Exercise requirements: Give the entries again, precisely as they were written.

Data excerpts below:

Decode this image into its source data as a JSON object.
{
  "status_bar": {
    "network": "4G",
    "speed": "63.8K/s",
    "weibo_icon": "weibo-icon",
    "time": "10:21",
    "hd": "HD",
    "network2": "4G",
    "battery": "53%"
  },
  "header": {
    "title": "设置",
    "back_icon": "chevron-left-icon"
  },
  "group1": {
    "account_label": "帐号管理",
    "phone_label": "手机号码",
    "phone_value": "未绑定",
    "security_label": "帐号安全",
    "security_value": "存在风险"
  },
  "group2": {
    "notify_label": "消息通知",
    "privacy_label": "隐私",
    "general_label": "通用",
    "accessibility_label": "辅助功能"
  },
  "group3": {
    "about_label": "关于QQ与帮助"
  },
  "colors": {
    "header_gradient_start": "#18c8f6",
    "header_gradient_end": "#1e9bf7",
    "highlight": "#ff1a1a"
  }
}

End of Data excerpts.

Solution for this exercise:
Decode this image into its source data as a JSON object.
{
  "status_bar": {
    "network": "4G",
    "speed": "63.8K/s",
    "weibo_icon": "weibo-icon",
    "time": "10:21",
    "hd": "HD",
    "network2": "4G",
    "battery": "53%"
  },
  "header": {
    "title": "设置",
    "back_icon": "chevron-left-icon"
  },
  "group1": {
    "account_label": "帐号管理",
    "phone_label": "手机号码",
    "phone_value": "未绑定",
    "security_label": "帐号安全",
    "security_value": "存在风险"
  },
  "group2": {
    "notify_label": "消息通知",
    "privacy_label": "隐私",
    "general_label": "通用",
    "accessibility_label": "辅助功能"
  },
  "group3": {
    "about_label": "关于QQ与帮助"
  },
  "colors": {
    "header_gradient_start": "#18c8f6",
    "header_gradient_end": "#1e9bf7",
    "highlight": "#ff1a1a"
  }
}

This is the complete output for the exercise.